Med marijuana gets more security than prescription drugs in Pa., Leach says
Robert Capretto, an investor in a medical marijuana facility in Squirrel Hill, said he used to oppose the use of marijuana.
The orthodontist and cousin of Dr. Neil Capretto, medical director at Gateway Rehabilitation Center, said he changed his mind after being approached by former Allegheny County Executive Jim Roddey to invest in the dispensary. Roddey also is an investor.
“I was against it for so long I never bothered to follow the research,” Capretto said. “I started to read about it. I made calls. I studied it more, and I finally came to the conclusion that there are benefits.”
Capretto was among a group of experts, including state Sen. Daylin Leach, D-Montgomery, one of the architects of Pennsylvania's medical marijuana law, briefing Pittsburgh City Council members Thursday on how the nascent industry will operate in the state.

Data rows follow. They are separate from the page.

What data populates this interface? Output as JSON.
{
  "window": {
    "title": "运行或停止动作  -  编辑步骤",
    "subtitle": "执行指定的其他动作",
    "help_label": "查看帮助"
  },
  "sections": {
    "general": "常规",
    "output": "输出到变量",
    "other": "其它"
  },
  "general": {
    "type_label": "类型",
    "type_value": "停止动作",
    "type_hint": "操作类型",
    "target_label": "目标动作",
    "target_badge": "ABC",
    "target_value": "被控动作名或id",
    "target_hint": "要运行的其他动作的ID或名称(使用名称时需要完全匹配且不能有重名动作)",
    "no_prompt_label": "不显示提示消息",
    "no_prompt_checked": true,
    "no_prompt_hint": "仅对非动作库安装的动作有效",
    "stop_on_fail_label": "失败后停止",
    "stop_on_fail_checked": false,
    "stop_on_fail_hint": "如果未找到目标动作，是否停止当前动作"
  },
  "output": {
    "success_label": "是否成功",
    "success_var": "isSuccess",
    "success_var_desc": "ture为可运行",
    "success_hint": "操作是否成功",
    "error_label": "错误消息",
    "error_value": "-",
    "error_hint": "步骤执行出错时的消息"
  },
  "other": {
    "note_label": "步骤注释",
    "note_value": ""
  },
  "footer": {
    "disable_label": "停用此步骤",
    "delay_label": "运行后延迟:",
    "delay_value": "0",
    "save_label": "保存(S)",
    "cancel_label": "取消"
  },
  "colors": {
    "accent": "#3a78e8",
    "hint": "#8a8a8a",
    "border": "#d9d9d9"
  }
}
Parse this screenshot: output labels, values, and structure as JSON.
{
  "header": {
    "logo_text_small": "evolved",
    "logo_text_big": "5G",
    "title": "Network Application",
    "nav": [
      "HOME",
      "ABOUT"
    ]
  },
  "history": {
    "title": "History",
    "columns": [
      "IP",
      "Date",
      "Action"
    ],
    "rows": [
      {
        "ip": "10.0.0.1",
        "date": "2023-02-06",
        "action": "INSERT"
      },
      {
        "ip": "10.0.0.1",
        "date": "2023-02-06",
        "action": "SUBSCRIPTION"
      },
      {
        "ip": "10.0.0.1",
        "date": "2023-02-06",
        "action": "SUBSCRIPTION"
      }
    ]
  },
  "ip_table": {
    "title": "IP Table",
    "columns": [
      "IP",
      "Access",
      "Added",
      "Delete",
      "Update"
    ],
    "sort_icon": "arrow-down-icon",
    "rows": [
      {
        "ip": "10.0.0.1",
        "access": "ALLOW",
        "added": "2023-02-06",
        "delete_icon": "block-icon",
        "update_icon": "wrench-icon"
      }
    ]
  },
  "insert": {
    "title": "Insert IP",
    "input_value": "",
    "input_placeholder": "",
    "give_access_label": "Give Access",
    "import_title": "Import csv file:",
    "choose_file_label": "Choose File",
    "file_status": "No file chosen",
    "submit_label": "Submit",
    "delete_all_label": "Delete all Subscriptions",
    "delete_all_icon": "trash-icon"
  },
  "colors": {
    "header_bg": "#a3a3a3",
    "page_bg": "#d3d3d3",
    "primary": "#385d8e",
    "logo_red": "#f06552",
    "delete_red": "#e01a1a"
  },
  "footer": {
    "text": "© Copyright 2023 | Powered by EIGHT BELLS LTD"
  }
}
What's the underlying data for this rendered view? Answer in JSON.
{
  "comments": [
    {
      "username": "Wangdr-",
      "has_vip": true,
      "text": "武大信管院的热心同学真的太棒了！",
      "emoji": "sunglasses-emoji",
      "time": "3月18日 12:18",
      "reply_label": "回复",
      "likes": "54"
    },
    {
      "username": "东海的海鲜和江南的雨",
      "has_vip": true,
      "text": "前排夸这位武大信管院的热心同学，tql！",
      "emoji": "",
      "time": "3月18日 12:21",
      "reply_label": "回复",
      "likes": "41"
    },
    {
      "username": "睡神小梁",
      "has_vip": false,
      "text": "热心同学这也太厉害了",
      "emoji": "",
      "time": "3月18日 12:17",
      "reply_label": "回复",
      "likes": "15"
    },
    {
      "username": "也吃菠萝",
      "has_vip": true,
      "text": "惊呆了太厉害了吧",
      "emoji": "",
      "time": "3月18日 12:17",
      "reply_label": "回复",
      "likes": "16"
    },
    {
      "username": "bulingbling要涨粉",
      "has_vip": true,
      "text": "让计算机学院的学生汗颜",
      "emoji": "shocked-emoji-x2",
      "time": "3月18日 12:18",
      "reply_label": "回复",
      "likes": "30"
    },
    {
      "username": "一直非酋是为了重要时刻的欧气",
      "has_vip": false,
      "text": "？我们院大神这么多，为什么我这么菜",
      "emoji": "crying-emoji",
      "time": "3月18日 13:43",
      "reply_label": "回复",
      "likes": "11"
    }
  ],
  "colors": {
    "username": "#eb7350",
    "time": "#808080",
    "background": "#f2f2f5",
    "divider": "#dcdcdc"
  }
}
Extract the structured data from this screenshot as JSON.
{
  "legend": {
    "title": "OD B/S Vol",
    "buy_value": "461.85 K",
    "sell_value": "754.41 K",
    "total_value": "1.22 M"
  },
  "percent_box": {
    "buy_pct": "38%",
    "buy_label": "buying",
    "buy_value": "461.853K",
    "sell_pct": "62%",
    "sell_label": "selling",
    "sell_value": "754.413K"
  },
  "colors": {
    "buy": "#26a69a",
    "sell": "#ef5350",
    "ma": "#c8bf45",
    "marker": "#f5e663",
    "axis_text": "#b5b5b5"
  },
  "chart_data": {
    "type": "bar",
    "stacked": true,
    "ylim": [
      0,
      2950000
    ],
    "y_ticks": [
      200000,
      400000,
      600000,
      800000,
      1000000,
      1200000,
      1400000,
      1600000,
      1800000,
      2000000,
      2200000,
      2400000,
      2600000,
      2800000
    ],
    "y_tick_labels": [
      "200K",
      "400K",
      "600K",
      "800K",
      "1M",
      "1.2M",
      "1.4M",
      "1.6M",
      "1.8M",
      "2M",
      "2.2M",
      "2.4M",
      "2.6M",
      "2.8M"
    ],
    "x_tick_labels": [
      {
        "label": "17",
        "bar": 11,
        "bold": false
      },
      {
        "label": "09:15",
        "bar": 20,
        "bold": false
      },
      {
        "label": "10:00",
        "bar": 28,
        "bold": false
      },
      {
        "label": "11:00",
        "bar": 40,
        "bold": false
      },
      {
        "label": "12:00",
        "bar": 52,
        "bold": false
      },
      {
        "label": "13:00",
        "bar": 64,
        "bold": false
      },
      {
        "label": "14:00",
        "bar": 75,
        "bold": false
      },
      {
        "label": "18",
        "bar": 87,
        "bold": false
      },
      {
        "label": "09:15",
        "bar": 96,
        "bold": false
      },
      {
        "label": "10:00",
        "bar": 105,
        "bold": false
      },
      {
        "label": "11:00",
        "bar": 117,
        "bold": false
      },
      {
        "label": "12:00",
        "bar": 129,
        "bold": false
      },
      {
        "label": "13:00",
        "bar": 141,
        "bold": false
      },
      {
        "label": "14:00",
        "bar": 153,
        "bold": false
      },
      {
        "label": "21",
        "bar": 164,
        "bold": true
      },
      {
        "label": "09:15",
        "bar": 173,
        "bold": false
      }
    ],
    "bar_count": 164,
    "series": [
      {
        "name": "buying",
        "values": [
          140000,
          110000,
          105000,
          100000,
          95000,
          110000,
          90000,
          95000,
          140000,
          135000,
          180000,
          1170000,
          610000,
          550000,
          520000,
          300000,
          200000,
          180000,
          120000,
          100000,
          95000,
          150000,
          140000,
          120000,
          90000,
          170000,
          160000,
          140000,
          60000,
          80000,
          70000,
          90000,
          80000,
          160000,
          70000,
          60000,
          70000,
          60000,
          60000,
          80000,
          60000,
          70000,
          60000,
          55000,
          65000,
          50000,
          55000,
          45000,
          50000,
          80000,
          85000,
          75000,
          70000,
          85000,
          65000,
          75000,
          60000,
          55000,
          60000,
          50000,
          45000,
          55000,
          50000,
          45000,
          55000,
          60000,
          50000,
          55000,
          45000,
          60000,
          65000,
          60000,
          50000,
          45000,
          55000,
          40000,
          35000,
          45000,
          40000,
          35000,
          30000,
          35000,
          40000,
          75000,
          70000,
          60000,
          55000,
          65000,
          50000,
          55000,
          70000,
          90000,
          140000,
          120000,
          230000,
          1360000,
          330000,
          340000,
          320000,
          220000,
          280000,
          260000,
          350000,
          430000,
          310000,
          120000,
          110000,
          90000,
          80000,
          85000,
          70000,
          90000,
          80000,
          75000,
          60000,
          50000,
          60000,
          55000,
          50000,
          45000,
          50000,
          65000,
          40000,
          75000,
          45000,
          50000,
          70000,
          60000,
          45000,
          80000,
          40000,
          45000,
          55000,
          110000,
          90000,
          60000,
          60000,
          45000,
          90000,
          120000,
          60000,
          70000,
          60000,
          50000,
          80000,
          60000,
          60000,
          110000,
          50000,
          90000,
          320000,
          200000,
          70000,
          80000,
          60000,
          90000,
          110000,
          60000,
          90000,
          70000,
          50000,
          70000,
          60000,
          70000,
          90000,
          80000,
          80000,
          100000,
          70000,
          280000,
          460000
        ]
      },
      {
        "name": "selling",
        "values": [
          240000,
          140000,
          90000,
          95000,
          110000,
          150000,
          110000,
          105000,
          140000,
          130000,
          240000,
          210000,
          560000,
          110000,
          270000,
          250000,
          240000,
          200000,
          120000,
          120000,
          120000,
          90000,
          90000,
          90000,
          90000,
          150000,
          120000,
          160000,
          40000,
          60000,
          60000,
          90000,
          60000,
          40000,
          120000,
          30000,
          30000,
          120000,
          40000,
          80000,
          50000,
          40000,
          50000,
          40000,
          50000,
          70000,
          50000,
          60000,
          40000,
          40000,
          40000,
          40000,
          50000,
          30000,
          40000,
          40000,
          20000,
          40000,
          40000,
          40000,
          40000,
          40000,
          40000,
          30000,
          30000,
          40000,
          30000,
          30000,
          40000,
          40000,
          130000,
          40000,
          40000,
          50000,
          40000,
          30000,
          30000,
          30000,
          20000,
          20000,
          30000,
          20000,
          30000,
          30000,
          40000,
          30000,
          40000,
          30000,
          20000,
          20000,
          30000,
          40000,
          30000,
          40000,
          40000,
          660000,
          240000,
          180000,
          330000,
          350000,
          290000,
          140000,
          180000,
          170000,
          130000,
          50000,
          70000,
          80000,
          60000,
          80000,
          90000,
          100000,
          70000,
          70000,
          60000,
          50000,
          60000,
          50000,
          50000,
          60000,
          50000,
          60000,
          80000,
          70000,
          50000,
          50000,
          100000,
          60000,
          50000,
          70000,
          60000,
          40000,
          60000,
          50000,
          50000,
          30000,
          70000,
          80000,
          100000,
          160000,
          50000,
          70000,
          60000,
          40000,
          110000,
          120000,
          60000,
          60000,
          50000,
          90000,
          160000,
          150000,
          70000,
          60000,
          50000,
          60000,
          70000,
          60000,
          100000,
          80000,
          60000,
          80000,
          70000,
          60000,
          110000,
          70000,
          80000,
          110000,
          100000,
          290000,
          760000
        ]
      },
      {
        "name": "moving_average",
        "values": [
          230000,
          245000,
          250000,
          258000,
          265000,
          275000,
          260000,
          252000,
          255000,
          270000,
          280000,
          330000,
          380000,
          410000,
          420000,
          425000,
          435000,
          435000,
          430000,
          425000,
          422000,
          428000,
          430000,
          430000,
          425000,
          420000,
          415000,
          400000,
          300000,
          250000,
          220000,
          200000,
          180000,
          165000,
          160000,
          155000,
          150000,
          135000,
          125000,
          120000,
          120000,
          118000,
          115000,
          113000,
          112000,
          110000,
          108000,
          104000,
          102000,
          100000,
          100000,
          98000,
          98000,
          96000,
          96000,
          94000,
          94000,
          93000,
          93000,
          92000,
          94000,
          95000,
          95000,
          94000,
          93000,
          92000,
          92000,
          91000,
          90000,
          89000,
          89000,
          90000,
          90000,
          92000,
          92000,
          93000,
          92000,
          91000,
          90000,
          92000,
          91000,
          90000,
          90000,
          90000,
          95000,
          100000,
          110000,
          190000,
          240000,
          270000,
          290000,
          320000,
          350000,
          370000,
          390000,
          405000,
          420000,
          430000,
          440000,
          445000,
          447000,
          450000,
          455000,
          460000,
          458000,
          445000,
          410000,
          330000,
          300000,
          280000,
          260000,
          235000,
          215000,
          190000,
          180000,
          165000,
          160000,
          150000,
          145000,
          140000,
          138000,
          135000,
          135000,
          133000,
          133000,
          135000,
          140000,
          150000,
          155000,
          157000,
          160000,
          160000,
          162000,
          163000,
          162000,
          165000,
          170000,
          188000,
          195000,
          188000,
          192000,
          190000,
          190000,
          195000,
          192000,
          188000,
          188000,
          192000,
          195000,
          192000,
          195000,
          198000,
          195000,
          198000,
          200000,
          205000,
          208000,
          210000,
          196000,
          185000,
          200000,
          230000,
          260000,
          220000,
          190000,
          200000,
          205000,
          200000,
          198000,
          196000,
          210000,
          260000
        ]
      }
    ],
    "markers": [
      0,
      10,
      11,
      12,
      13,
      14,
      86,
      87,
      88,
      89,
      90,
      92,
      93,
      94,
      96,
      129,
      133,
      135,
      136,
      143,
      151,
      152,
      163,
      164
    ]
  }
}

Councilman Corey O'Connor, D-Swisshelm Park, said he called for the televised meeting because the Squirrel Hill dispensary will be in his council district.
“Obviously these facilities are going to be opening in the Pittsburgh area,” O'Connor said. “When something new is coming to the city we want to have not only the council members know about it, but also for the general public to take away some of their concerns.”
Leach, who supports both medical and recreational use of the drug, predicted that legislators would decriminalize marijuana within the next couple of years.
“I think recreational is going to be inevitable,” he said. “I think prohibition is a cruel, heartless, unsustainable policy, which costs us so much in human suffering and money that we have to spend on this insane protocol, but it's good that the medical side of it is moving quickly forward.”
Pittsburgh is in line for three dispensaries. Others are expected to open in Oakland and Lawrenceville.
Speakers described heavy security measures, even stricter than those required for prescription opioids.
Dr. Bryan Doner, CEO and medical director of Compassionate Certification Centers, a Delaware-based medical marijuana organization, said there has never been a documented case of an overdose or fatality from marijuana consumption.
Gabe Perlow, CEO of PurePenn LLC., which is licensed to open a growing facility in McKeesport, said medical marijuana can be tracked from “seed to sale” through a software program. Penn Pure will produce marijuana products for distribution in capsules, resin and vapor.
“From us planting a seed to a patient getting their medication we'll know exactly every step it took along the way,” he said. “We'll be able to tell you what plant it came from, what seed it came from. All the way to making the oil that goes into the capsule, we know the entire batch.”
Marijuana products will be loaded and unloaded behind closed doors in secure loading docks at both growing and dispensary facilities. Perlow said trucks would first have to pass through a secure gated area at PurePenn even before pulling into a loading dock.
An inventory must accompany the drug when it is transported.
Capretto noted that delivery drivers are permitted to park outside a pharmacy and carry boxes of addictive prescription drugs in through the front doors.
“In terms of security, the requirements for marijuana are far more stringent than, for example, for opioids,” Leach said. “We treat this like Fort Knox, and we treat much more dangerous drugs in a much more loosey-goosey manner.”